"I wanted to know who was using my [Social Security] number," he said.
In January, Rodriguez met with state investigators who asked him about where he had prepared his taxes, and showed him a picture of Nevarez. Rodriguez said he never met Nevarez but saw him at the center.
"Then everything started making sense," Rodriguez said. "[Nevarez] had access to the information."
Later that month, Rodriguez noticed a $23,000 loan on his America First Credit Union bank statement. Exclusive Cars Inc., in Murray had approved the loan for a 2005 Nissan using Rodriguez's financial information in December. Exclusive Cars did not return phone calls seeking comment.
Victor Lopez, who owns Centro de Servicios Hispanos, met Nevarez a few years ago and gave Nevarez a job in early 2005 because he seemed like a "good person," knew English and Spanish and was computer savvy. That's where Nevarez and Juan de Jesus Lopez met, Victor Lopez said. Victor Lopez said his brother, who is an undocumented immigrant, has worked for him since moving to Utah in 1999. But he said Nevarez hasn't worked for him since August 2006.
Victor Lopez said he opened his company about 10 years ago in Ogden, where he still has an office and now has another in West Valley City.
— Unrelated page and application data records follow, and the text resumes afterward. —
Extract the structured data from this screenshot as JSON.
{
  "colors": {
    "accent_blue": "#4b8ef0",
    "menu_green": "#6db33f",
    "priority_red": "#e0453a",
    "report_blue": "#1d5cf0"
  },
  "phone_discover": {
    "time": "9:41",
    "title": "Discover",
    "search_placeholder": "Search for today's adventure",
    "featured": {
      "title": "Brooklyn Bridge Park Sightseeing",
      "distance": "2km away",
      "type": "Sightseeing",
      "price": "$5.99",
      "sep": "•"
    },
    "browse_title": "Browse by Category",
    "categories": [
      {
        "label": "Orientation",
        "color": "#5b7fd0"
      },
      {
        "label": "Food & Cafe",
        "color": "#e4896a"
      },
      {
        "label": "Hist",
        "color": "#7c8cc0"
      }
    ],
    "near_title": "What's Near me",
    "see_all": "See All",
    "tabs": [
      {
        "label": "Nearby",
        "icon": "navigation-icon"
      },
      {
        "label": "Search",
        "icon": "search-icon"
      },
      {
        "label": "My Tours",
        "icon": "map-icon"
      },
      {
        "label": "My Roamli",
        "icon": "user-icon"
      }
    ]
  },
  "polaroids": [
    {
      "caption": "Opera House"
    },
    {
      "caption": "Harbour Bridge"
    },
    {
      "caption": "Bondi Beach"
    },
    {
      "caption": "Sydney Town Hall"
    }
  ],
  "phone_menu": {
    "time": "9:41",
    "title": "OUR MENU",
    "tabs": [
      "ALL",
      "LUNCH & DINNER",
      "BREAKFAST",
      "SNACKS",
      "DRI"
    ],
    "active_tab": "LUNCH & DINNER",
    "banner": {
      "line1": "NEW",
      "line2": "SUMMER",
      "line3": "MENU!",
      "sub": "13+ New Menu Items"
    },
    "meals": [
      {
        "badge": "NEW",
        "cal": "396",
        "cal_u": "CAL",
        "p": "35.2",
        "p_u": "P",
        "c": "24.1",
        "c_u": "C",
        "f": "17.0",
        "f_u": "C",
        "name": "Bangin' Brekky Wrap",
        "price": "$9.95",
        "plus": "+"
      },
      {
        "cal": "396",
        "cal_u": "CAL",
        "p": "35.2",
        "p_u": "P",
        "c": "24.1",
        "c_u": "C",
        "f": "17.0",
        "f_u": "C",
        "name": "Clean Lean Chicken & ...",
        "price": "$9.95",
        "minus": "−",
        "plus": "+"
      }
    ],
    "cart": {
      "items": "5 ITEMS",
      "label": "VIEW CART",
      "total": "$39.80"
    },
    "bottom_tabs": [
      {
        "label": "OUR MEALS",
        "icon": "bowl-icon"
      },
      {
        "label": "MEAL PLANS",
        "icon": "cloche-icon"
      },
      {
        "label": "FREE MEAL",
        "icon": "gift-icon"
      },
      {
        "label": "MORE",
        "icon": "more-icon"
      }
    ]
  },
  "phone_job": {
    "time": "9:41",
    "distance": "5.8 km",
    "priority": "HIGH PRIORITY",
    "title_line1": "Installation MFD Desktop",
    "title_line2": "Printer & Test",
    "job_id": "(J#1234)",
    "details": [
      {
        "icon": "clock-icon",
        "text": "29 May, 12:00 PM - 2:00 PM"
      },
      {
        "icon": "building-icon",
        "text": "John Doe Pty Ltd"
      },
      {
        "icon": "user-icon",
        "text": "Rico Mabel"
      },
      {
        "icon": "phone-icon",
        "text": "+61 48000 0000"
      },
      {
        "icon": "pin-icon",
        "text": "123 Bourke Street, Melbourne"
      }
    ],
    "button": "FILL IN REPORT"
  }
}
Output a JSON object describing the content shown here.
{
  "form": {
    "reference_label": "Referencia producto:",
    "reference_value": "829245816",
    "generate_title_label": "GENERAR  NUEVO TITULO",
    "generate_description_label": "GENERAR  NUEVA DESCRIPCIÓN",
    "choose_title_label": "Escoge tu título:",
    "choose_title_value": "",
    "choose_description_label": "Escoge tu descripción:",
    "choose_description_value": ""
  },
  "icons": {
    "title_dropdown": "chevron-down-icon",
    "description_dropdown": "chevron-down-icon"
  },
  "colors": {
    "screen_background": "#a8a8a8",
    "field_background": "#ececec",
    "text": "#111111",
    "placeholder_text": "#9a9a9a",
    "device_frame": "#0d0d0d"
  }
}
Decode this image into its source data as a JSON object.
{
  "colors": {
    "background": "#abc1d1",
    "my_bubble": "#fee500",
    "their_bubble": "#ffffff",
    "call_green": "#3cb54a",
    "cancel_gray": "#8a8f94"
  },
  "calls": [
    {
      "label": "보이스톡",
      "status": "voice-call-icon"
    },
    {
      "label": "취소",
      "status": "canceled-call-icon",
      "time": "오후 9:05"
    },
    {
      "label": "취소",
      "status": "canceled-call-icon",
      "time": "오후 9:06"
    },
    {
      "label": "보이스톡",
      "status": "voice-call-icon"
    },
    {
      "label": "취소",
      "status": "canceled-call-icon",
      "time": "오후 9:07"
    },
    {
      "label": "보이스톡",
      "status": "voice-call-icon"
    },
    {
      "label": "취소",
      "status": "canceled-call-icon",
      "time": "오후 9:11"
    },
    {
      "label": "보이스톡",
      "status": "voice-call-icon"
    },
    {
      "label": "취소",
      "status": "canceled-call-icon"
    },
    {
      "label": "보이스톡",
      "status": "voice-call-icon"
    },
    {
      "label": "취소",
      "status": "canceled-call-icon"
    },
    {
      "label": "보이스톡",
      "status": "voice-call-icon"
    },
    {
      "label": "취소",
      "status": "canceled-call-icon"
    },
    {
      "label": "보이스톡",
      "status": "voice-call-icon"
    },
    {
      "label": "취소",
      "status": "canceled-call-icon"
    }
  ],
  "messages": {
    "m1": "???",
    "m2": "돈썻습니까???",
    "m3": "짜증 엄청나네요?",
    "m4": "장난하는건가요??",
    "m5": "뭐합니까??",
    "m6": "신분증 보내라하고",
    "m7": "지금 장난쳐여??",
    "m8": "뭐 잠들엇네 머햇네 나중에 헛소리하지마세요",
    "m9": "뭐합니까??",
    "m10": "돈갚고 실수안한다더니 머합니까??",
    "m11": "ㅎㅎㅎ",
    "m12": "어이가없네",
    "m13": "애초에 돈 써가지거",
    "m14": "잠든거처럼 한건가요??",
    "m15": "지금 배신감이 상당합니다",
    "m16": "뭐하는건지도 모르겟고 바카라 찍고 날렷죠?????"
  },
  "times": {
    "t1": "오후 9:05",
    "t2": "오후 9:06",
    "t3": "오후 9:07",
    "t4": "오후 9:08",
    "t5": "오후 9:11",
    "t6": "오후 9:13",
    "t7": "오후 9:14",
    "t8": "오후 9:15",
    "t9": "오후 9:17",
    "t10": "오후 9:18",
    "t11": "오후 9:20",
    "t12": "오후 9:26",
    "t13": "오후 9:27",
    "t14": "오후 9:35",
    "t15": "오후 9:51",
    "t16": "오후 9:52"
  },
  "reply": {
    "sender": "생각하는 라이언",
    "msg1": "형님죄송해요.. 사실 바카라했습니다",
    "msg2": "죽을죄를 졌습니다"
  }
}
However, Centro de Servicios Hispanos is not a registered business with the state, nor does it have a business license in Ogden or West Valley City, according to state and city officials.
Still, Victor Lopez said he has only had one recent client, not Rodriguez, complain that someone might have stolen their information from Centro de Servicios Hispanos.
Yet Juan Jesus Lopez, a 54-year-old Roy resident who is no relation to the Lopez brothers, said he had his taxes prepared at Centro de Servicios Hispanos in March 2006 and later started having problems associated with identity theft.
In October, he got a call from an auto dealership trying to verify that he was trying to buy a car. He said no, and when he went to meet with the dealership the police were waiting for him.
"I told them I was the real Juan Lopez and there was a problem," Juan Jesus Lopez said.
Juan Jesus Lopez, who moved from Mexico to the United States 11 years ago, learned that he had several loans under his name, including those for a Hummer H2, Dodge Durango SUV and Ford F-350 truck.
Juan de Jesus Lopez and Nevarez allegedly schemed together to take out a $35,196 loan for a 2005 Ford F-350 truck. Nevarez allegedly received a $36,780 loan for a 2003 Hummer H2, according to the March 7 federal indictment.
For Juan Jesus Lopez, the identity theft experience has delayed his plans to get a new house for his wife and three grown kids.
He said he was "really mad" when he found out about someone using his information. "I couldn't do anything because my credit was ruined."
"I don't understand how someone was able to get seven cars and two motorcycles under my name," he said. "When I go and get a car or credit card, they ask me for so many documents and identification."
If you think you're an identity theft victim, here's what to do:
* 1. COLLECT whatever information you can about the types of information used in the alleged crime. Creditors will not release your credit information to law enforcement without a subpoena or court order; however, they should share the information with you.
* 2. FILE a report with the local law enforcement agency where the crime occurred or where you live. If the agency refers you to another office or tells you it doesn't take such cases, request to speak to a supervisor.
* 3. NOTIFY creditors in writing of the fraud. They may require you to sign a fraud affidavit or provide a police case number.
* 4. INFORM credit reporting agencies of the fraud. You may want to review your credit report for fraudulent entries so you can challenge the entries and have them removed from your credit report.
* 5. CANCEL any of your accounts that suspects may have access to. Inform your financial institutions that you may be an identity fraud victim.
* 6. BE PATIENT. Identity fraud crimes are complex and require extensive time to solve.
For more information, go to http://www.commerce.utah.gov, or contact:
Utah Department of Commerce Division of Consumer Protection
Heber M. Wells Building, 160 E. 300 South
Salt Lake City, Utah 84114
Toll-free in Utah: 800-721-7233
Source: Utah Department of Commerce